DPI 662

Memo 3

To: Sundar Pichai

From: Product Policy Team

Subject: Privacy concern of Gmail related to third party vendors

Date: October 20, 2020

Owning 65% of the email market and serving more than 1.4 billion users, Gmail has already grown beyond an email application. Gmail and third-party applications constitute a service and business ecosystem. While Gmail acts as a digital platform, these applications have improved and expanded Gmail's existing components, attracting new users to our email service. However, as a less regulated part of the ecosystem, third-party vendors also raise privacy concerns for Gmail users.

 

The privacy concerns related to third party vendors

 

Third-party vendors who build Apps on Gmail can drag Google down in terms of privacy issues. The intentional or unintentional misuse of customer data by third-party vendors can raise significant privacy concerns among our Gmail users and harm the whole ecosystem. One recent case of misuse is Unroll.me, a third-party application that helped users unenroll from email lists. This vendor was reported to sell anonymized Lyft receipt data to Uber. Moreover, many third-party vendors are selling anonymized Gmail data. Although the data are claimed anonymized, it is still scary for our users. Furthermore, if we take no action, it will impact our reputation among users of the free version of Gmail and make corporate customers less confident in the security of our products.

 

Possible strategies to address the new privacy concerns

 

Before coming up with strategies to address privacy concerns related to our third-party vendors, we need a clear principle. It is the balance between cultivating a vibrant business ecosystem and protecting our users’ privacy to the extent that it does not become a concern. Following this belief, our team proposes the following strategies for your consideration:

 

  1. More rigorous regulations for using customer data. Anonymization is far from enough. One example is the scandal of a leaked anonymized location dataset (see this New York Times piece: https://www.nytimes.com/interactive/2019/12/19/opinion/location-tracking-cell-phone.html). We need all customer data accessed from Gmail de-identified, although de-identifying a dataset is now very challenging. Thus, to support a more rigorous practice of using customer data, I urge the engineering team to work with us to release a de-identification standard.

  2. A bonus-malus system for a higher cost of misusing customer data. Keeping a vibrant service and business ecosystem does not mean we should connive the activities taking advantage of our users and misusing users’ data. While offering rigorously anonymized and de-identified data to third-party developers, we may create a list of developers and vendors identified as misusing customer data. These developers and vendors are then limited in their capacities in the Gmail ecosystem.

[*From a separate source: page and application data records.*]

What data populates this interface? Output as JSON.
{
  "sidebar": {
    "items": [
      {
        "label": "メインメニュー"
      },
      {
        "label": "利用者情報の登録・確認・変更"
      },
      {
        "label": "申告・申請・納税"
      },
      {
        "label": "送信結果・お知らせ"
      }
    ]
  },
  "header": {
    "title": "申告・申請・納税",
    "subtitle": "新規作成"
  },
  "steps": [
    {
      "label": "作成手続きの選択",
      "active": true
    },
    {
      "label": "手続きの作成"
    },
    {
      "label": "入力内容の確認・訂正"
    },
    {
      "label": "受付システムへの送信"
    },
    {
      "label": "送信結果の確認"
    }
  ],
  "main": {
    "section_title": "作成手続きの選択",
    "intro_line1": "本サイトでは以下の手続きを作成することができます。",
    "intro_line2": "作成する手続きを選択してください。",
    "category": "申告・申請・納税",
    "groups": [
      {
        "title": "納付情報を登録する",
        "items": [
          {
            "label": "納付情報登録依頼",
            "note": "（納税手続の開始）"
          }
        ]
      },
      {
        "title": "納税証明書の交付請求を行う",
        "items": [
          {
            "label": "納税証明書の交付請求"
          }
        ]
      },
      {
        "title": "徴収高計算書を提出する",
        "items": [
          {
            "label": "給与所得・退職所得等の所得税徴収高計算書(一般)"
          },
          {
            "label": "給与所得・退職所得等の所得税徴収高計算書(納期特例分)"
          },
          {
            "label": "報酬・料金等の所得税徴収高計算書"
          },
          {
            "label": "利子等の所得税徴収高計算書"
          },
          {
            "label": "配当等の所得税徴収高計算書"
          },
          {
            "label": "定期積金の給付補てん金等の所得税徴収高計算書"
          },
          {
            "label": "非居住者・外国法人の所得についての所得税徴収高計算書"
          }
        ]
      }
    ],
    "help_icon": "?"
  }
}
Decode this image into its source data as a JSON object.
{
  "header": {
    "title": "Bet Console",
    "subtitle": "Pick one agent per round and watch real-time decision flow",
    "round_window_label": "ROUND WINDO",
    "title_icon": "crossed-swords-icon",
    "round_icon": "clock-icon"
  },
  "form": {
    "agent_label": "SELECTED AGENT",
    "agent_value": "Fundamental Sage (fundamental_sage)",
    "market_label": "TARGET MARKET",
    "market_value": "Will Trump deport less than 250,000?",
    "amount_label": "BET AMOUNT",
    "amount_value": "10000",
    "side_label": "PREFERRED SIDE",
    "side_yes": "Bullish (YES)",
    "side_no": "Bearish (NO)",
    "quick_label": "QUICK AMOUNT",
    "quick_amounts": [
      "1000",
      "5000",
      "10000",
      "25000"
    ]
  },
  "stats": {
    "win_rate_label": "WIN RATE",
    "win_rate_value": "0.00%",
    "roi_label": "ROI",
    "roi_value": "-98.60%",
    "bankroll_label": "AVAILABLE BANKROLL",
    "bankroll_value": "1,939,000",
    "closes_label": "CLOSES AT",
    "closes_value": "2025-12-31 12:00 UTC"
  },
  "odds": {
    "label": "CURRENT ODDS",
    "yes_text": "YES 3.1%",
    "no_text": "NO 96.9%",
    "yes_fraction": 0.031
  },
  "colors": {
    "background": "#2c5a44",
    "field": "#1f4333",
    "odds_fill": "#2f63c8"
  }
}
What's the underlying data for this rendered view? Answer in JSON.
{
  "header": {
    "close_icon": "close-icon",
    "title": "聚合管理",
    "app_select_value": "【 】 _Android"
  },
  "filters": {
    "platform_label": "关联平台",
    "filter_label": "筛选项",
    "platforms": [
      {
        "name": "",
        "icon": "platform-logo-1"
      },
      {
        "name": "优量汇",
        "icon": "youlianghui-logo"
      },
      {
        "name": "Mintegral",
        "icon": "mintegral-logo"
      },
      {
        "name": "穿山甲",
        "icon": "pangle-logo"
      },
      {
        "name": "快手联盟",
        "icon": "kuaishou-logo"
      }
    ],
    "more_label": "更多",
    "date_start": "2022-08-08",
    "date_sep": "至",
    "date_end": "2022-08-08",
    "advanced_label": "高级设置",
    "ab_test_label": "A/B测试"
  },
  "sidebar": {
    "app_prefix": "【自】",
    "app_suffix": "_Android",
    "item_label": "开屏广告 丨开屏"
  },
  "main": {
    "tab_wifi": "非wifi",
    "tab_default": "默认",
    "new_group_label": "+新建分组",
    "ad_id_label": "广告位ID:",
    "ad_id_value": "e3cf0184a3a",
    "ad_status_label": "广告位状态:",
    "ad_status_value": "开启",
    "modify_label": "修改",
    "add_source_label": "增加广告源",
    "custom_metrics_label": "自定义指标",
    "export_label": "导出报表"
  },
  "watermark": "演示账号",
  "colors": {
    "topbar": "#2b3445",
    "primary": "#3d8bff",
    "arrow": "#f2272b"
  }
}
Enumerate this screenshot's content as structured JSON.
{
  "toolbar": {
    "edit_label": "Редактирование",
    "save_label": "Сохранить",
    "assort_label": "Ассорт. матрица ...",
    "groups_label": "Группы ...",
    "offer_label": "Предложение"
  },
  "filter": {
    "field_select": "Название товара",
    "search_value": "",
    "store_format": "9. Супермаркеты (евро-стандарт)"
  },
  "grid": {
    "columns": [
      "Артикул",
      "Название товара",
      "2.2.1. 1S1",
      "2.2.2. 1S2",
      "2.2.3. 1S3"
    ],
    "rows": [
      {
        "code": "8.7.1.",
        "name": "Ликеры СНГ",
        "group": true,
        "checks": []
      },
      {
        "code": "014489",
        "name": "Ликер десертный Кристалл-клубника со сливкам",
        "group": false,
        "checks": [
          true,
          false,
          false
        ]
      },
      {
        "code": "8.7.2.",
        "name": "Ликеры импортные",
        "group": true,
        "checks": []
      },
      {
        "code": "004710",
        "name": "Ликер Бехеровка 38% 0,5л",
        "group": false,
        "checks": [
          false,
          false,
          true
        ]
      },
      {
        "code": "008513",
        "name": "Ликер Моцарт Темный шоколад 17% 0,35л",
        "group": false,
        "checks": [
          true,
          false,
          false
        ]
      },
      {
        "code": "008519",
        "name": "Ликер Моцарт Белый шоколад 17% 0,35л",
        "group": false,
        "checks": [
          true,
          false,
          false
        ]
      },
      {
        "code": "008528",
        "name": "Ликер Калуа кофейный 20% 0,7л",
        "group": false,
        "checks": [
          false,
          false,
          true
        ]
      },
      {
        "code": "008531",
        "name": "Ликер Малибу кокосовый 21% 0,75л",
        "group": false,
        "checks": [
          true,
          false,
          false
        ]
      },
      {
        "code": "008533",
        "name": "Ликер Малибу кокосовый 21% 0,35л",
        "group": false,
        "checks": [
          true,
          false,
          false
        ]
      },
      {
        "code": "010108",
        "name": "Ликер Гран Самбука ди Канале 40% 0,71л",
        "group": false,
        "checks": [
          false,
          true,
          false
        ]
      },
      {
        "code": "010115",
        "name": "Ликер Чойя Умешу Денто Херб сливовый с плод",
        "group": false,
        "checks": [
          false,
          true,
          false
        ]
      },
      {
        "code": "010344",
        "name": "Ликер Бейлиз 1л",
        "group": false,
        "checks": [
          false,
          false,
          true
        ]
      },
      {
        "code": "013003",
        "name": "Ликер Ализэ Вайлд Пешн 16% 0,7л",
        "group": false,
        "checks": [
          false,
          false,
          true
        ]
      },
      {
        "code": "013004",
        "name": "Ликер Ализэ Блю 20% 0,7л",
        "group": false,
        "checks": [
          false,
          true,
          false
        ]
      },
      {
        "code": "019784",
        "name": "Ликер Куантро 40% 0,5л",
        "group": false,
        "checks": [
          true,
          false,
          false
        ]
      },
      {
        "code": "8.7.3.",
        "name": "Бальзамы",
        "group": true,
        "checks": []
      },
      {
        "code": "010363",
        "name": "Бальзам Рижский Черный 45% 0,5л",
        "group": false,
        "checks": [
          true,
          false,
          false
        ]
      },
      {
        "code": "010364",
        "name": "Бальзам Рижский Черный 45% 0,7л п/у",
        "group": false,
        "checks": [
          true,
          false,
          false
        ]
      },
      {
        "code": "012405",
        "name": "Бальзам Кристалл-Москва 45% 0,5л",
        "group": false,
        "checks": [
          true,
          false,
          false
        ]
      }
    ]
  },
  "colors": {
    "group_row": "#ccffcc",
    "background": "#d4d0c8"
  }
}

  3. Requirements on a more clear statement of the use of customer data in the terms of service. An average user may find it hard to understand all the conditions in the terms of service by these third-party vendors, leaving some loopholes for data misuse. In addition to the existing terms of services, we can require our vendors to include a more concise and visually clear statement about how they are going to use customer data.

 

All these proposed strategies will not negatively impact the resources and opportunities of the third-party vendors who practice rigorously but introduce extra protections to users’ privacy. We believe these strategies can help keep a vibrant and healthier ecosystem.